Homogenizing

Homogenizing

The process of homogenizing requires the break down of particle sizes to create a uniform emulsion or suspension. Particles or droplets must be reduced in size and be evenly distributed within some liquid medium. The Sonolator homogenizer achieves outstanding homogenization of fluids and de-agglomeration of solids through:

  • Fluid Acceleration
  • Extreme Ultrasonic Cavitation
  • Turbulent Flow

The Sonolator does not require mechanical shear and uses no moving parts to achieve excellent homogenizing results. No moving parts means better scalability from pilot to production floor.

homogenizer orifice accelerating fluid

Many homogenizer manufacturers use a high-pressure pump that is built into a cumbersome casing with motor and belted connection. Attached to the outside of this clunky shell is a spring-loaded variable mixing valve that functions like a relief valve, generating back -pressure.  This spring-loaded valve mixing concept allows for some variability as the spring continuously opens and closes, albeit unnoticeable to the naked eye. This variability leads to variable results which then requires higher and higher pressures to make emulsions.  

Other homogenizer designs tend to be of the rotor-stator high shear type that rely on mechanical shear to homogenize and given the fact that you can only turn something so fast, there are limits to its effectiveness. These types are also difficult to scale up because you quickly see that RPM and horsepower start to become your enemy as the amount of material you need to process increases.

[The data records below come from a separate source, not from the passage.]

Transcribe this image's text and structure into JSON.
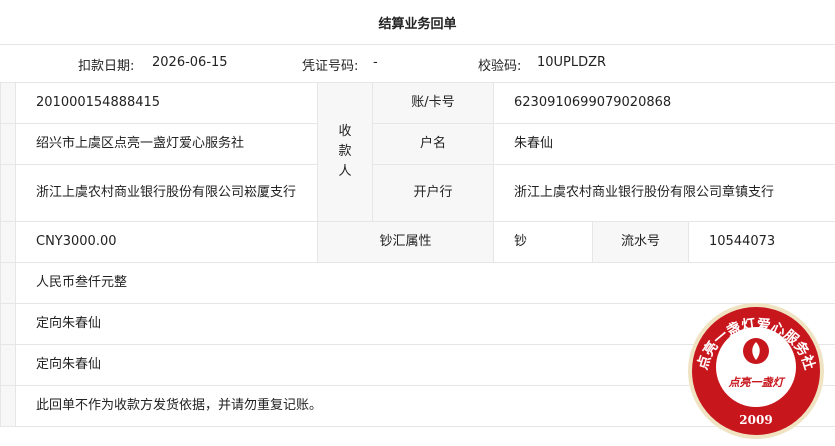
{
  "header": {
    "title": "结算业务回单"
  },
  "meta": {
    "date_label": "扣款日期:",
    "date_value": "2026-06-15",
    "voucher_label": "凭证号码:",
    "voucher_value": "-",
    "check_label": "校验码:",
    "check_value": "10UPLDZR"
  },
  "payer": {
    "account": "201000154888415",
    "name": "绍兴市上虞区点亮一盏灯爱心服务社",
    "bank": "浙江上虞农村商业银行股份有限公司崧厦支行"
  },
  "payee": {
    "group_label": "收款人",
    "account_label": "账/卡号",
    "account_value": "6230910699079020868",
    "name_label": "户名",
    "name_value": "朱春仙",
    "bank_label": "开户行",
    "bank_value": "浙江上虞农村商业银行股份有限公司章镇支行"
  },
  "amount": {
    "value": "CNY3000.00",
    "fx_label": "钞汇属性",
    "fx_value": "钞",
    "serial_label": "流水号",
    "serial_value": "10544073"
  },
  "rows": {
    "amount_words": "人民币叁仟元整",
    "purpose1": "定向朱春仙",
    "purpose2": "定向朱春仙",
    "note": "此回单不作为收款方发货依据，并请勿重复记账。"
  },
  "seal": {
    "ring_text": "点亮一盏灯爱心服务社",
    "inner_text": "点亮一盏灯",
    "year": "2009",
    "color": "#c8161d"
  }
}
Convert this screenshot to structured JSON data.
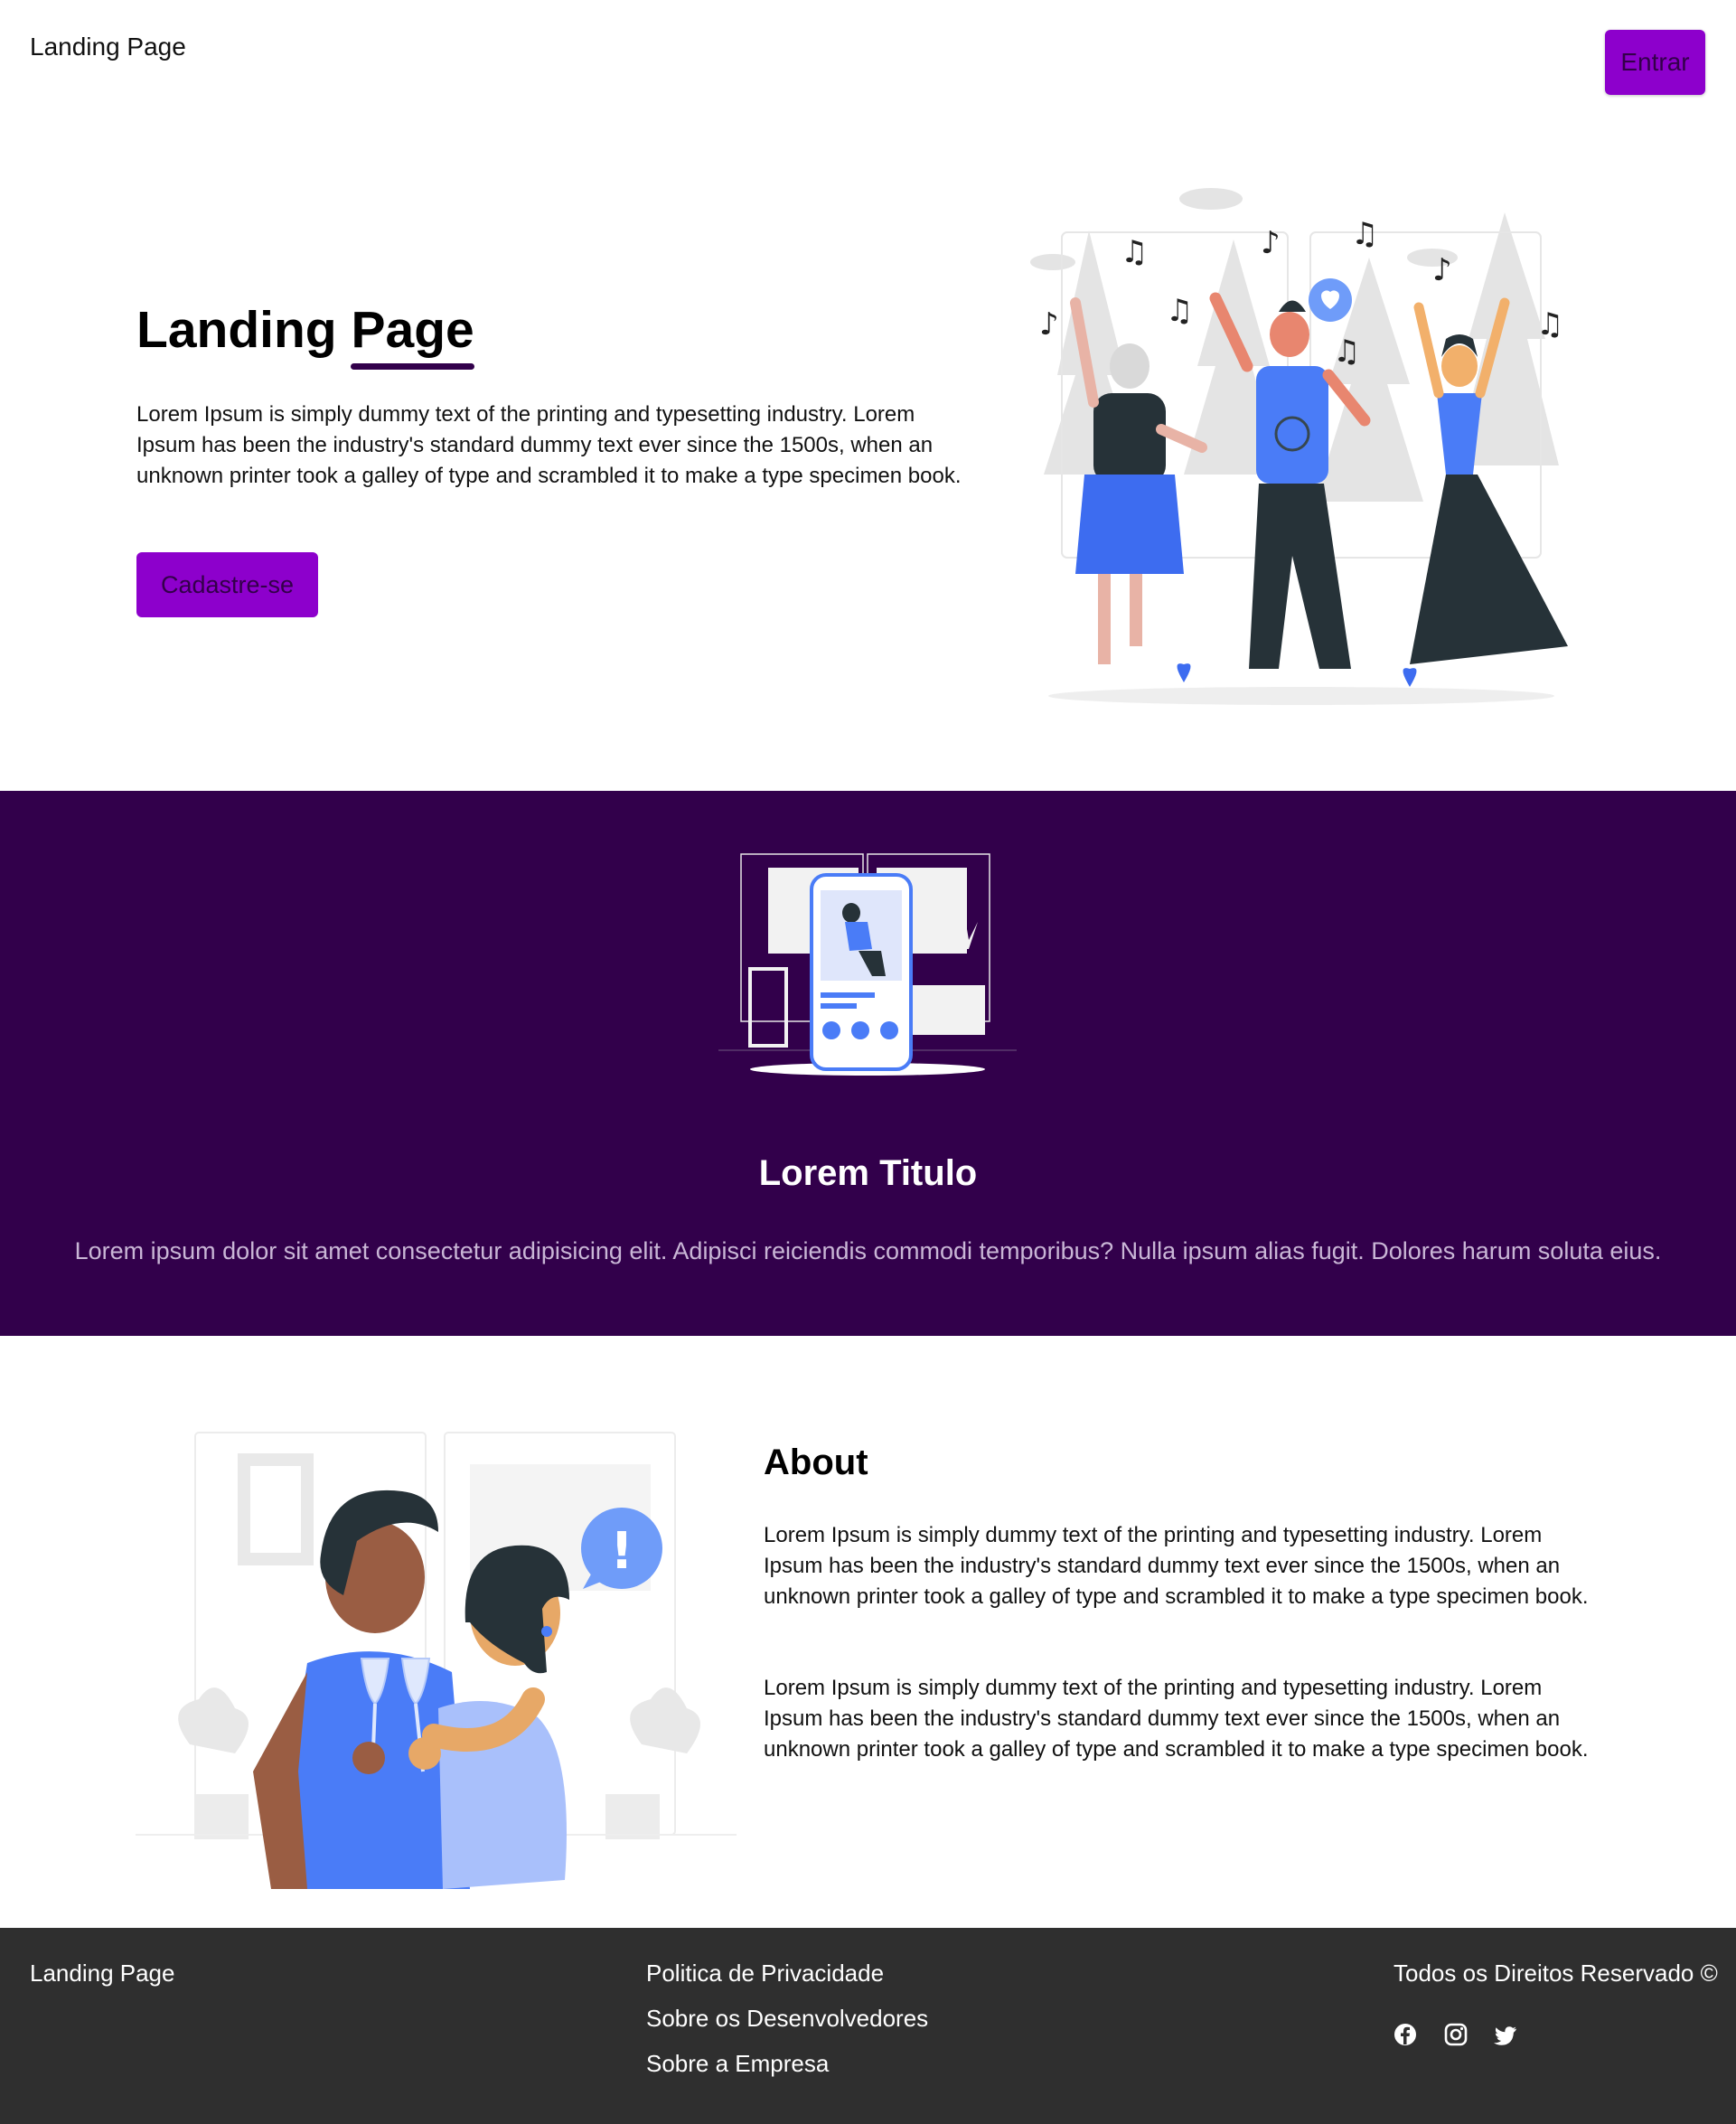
{
  "header": {
    "brand": "Landing Page",
    "login_label": "Entrar"
  },
  "hero": {
    "title_part1": "Landing",
    "title_part2": "Page",
    "text": "Lorem Ipsum is simply dummy text of the printing and typesetting industry. Lorem Ipsum has been the industry's standard dummy text ever since the 1500s, when an unknown printer took a galley of type and scrambled it to make a type specimen book.",
    "cta_label": "Cadastre-se",
    "illustration": "people-dancing-illustration"
  },
  "feature": {
    "illustration": "phone-app-illustration",
    "title": "Lorem Titulo",
    "text": "Lorem ipsum dolor sit amet consectetur adipisicing elit. Adipisci reiciendis commodi temporibus? Nulla ipsum alias fugit. Dolores harum soluta eius."
  },
  "about": {
    "illustration": "couple-toasting-illustration",
    "title": "About",
    "paragraphs": [
      "Lorem Ipsum is simply dummy text of the printing and typesetting industry. Lorem Ipsum has been the industry's standard dummy text ever since the 1500s, when an unknown printer took a galley of type and scrambled it to make a type specimen book.",
      "Lorem Ipsum is simply dummy text of the printing and typesetting industry. Lorem Ipsum has been the industry's standard dummy text ever since the 1500s, when an unknown printer took a galley of type and scrambled it to make a type specimen book."
    ]
  },
  "footer": {
    "brand": "Landing Page",
    "links": [
      "Politica de Privacidade",
      "Sobre os Desenvolvedores",
      "Sobre a Empresa"
    ],
    "copyright": "Todos os Direitos Reservado ©",
    "social_icons": [
      "facebook-icon",
      "instagram-icon",
      "twitter-icon"
    ]
  },
  "colors": {
    "accent": "#8d00cc",
    "band": "#32004b",
    "illustration_blue": "#4a7cf7",
    "footer": "#2f2f2f"
  }
}
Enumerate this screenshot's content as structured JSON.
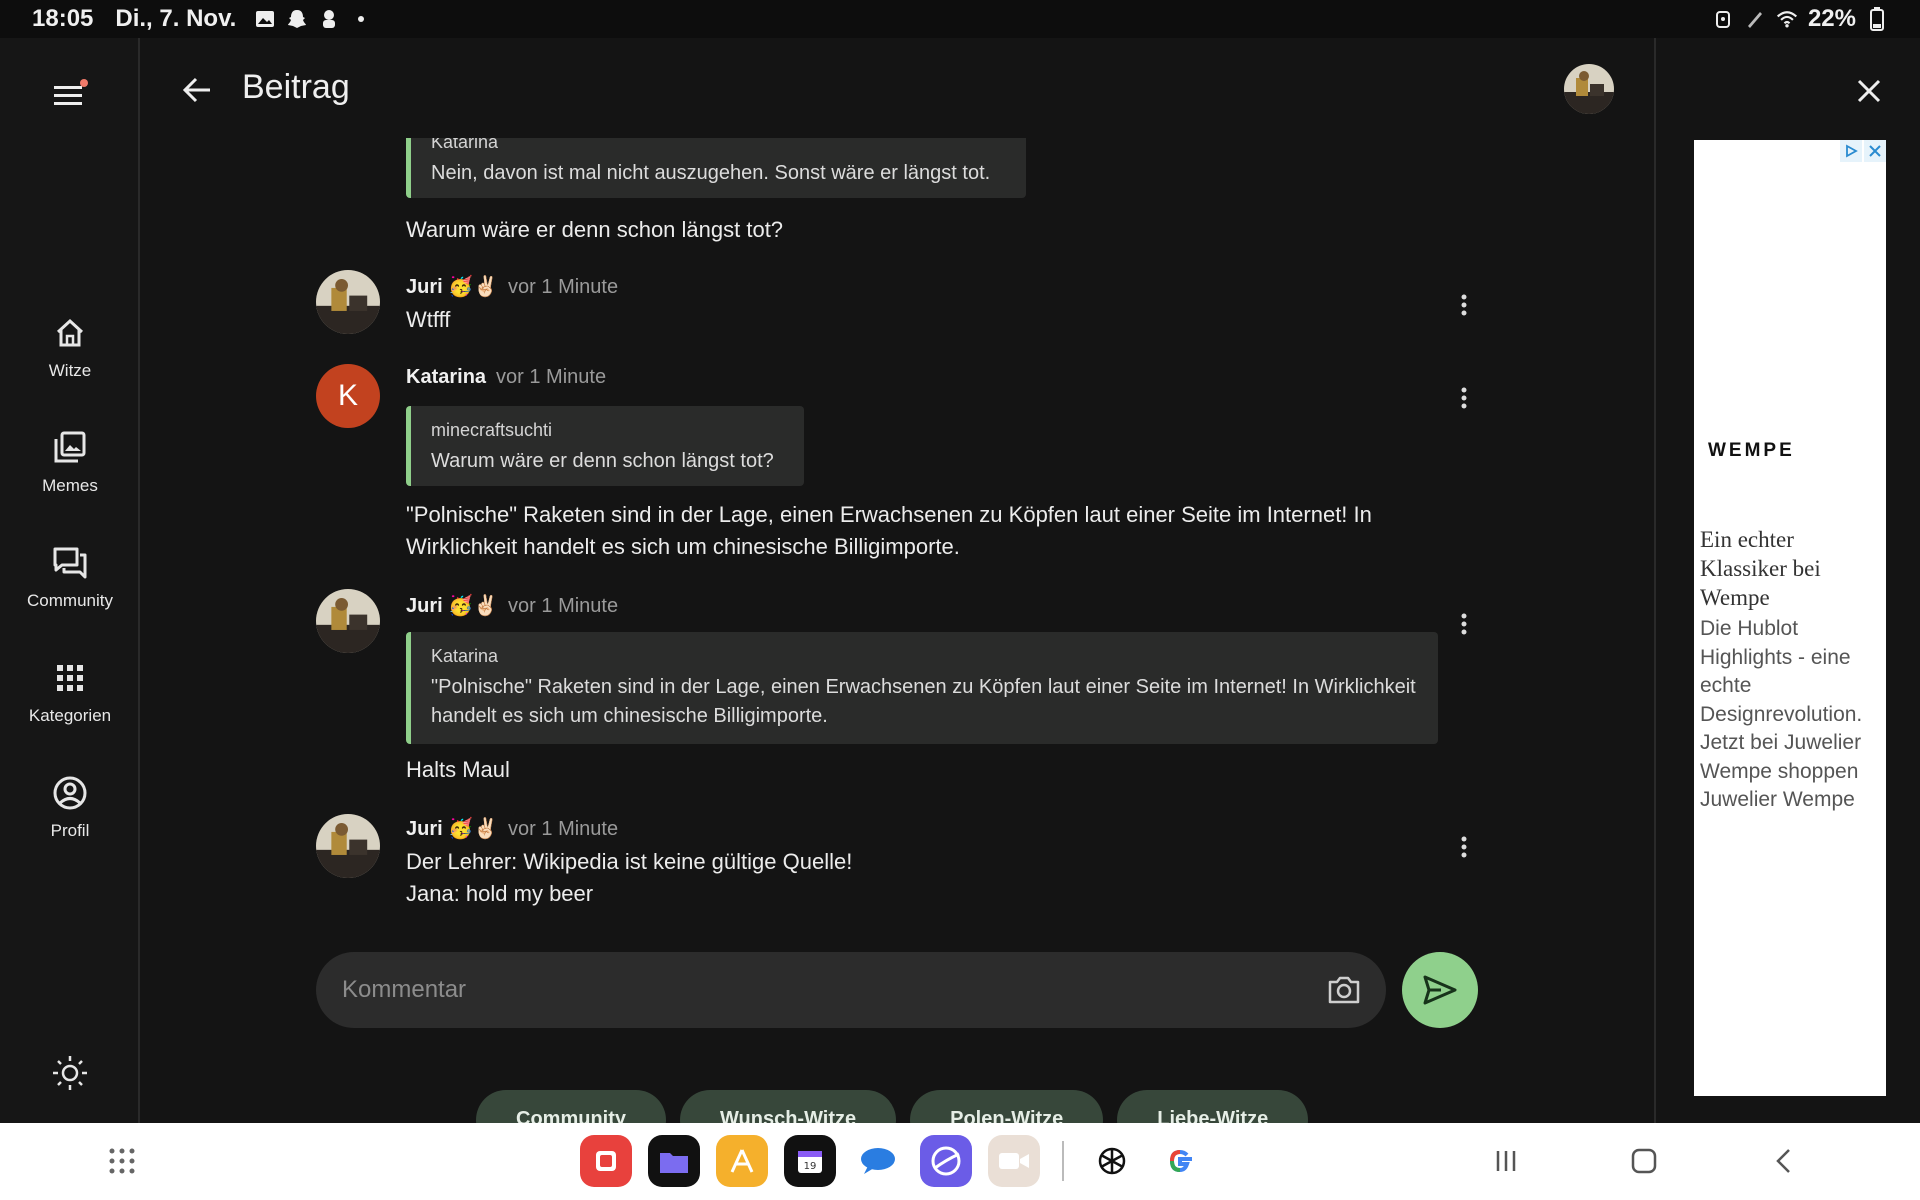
{
  "status_bar": {
    "time": "18:05",
    "date": "Di., 7. Nov.",
    "battery": "22%"
  },
  "nav_rail": {
    "items": [
      {
        "label": "Witze",
        "icon": "home-icon"
      },
      {
        "label": "Memes",
        "icon": "gallery-icon"
      },
      {
        "label": "Community",
        "icon": "forum-icon"
      },
      {
        "label": "Kategorien",
        "icon": "grid-icon"
      },
      {
        "label": "Profil",
        "icon": "account-icon"
      }
    ]
  },
  "header": {
    "title": "Beitrag"
  },
  "messages": {
    "m0": {
      "quote_author": "Katarina",
      "quote_text": "Nein, davon ist mal nicht auszugehen. Sonst wäre er längst tot.",
      "text": "Warum wäre er denn schon längst tot?"
    },
    "m1": {
      "author": "Juri 🥳✌🏻",
      "time": "vor 1 Minute",
      "text": "Wtfff"
    },
    "m2": {
      "author": "Katarina",
      "avatar_letter": "K",
      "time": "vor 1 Minute",
      "quote_author": "minecraftsuchti",
      "quote_text": "Warum wäre er denn schon längst tot?",
      "text": "\"Polnische\" Raketen sind in der Lage, einen Erwachsenen zu Köpfen laut einer Seite im Internet! In Wirklichkeit handelt es sich um chinesische Billigimporte."
    },
    "m3": {
      "author": "Juri 🥳✌🏻",
      "time": "vor 1 Minute",
      "quote_author": "Katarina",
      "quote_text": "\"Polnische\" Raketen sind in der Lage, einen Erwachsenen zu Köpfen laut einer Seite im Internet! In Wirklichkeit handelt es sich um chinesische Billigimporte.",
      "text": "Halts Maul"
    },
    "m4": {
      "author": "Juri 🥳✌🏻",
      "time": "vor 1 Minute",
      "line1": "Der Lehrer: Wikipedia ist keine gültige Quelle!",
      "line2": "Jana: hold my beer"
    }
  },
  "composer": {
    "placeholder": "Kommentar"
  },
  "chips": [
    "Community",
    "Wunsch-Witze",
    "Polen-Witze",
    "Liebe-Witze"
  ],
  "ad": {
    "brand": "WEMPE",
    "headline": "Ein echter Klassiker bei Wempe",
    "body": "Die Hublot Highlights - eine echte Designrevolution. Jetzt bei Juwelier Wempe shoppen",
    "advertiser": "Juwelier Wempe"
  },
  "colors": {
    "accent": "#8fd08c",
    "quote_bar": "#8fcf8a",
    "avatar_k": "#c2421f",
    "chip_bg": "#37473a"
  }
}
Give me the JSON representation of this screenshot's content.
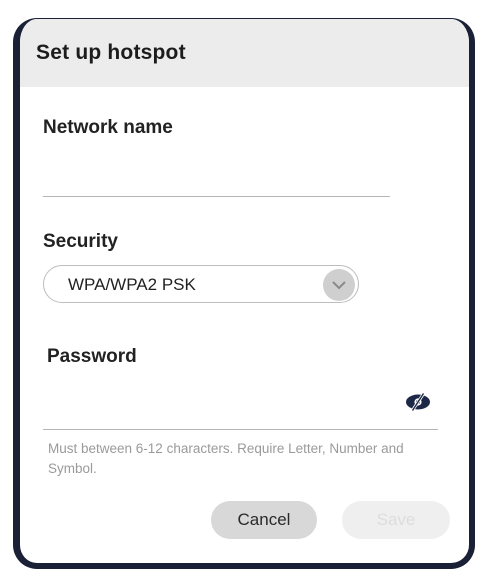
{
  "dialog": {
    "title": "Set up hotspot",
    "network_name": {
      "label": "Network name",
      "value": ""
    },
    "security": {
      "label": "Security",
      "selected": "WPA/WPA2 PSK"
    },
    "password": {
      "label": "Password",
      "value": "",
      "hint": "Must between 6-12 characters. Require Letter, Number and Symbol."
    },
    "buttons": {
      "cancel": "Cancel",
      "save": "Save"
    }
  },
  "icons": {
    "dropdown": "chevron-down-icon",
    "visibility": "eye-off-icon"
  },
  "colors": {
    "dialog_border": "#1a2035",
    "header_bg": "#ececec",
    "icon_dark": "#1c2845"
  }
}
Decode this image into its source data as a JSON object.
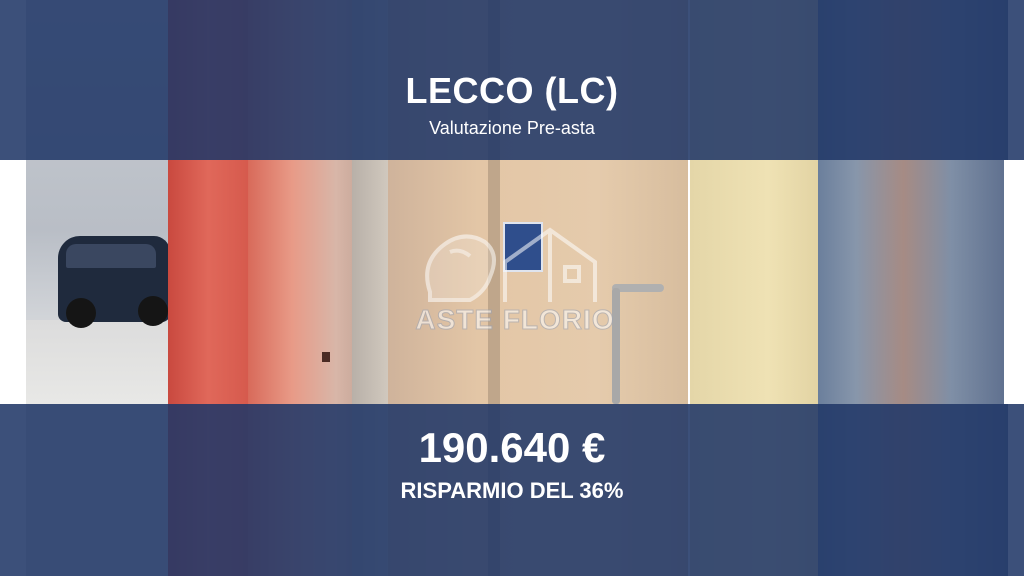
{
  "listing": {
    "location": "LECCO (LC)",
    "subtitle": "Valutazione Pre-asta",
    "price": "190.640 €",
    "saving": "RISPARMIO DEL 36%"
  },
  "watermark": {
    "brand": "ASTE FLORIO",
    "icon": "lion-house-logo"
  },
  "colors": {
    "band": "#213868",
    "text": "#ffffff"
  }
}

The Sonolator homogenizes by using a fixed Orifice specially engineered to optimize shear along it’s very sharp edges.  There is less variability this way.  Added to this is a fixed Blade that subjects the high velocity fluid to extreme cavitation, further obliterating droplets and agglomerates!  By not having a spring-loaded mixing element and by not using mechanical shear or moving parts, scalability becomes a non issue and quality results can be achieved at lower pressures and lower energy costs.  To make homogenizing our way even more attractive is the fact that we do not disguise the PD pump element in some obtrusive case.  Instead, we use any of a variety of PD pumps to match fluid viscosity or hygiene needs.  As a final innovation, the Sonolator homogenizer is adaptable to high-pressure multiple-feed homogenizing, where several process streams can be accurately metered at ratio to combine in our mixing chamber to make emulsions instantly.  This means a reduction in tank usage as water and bulk materials can be metered from their sources rather than be tanked in a premix vessel.  It also means hot and cold streams can be metered simultaneously, thereby reducing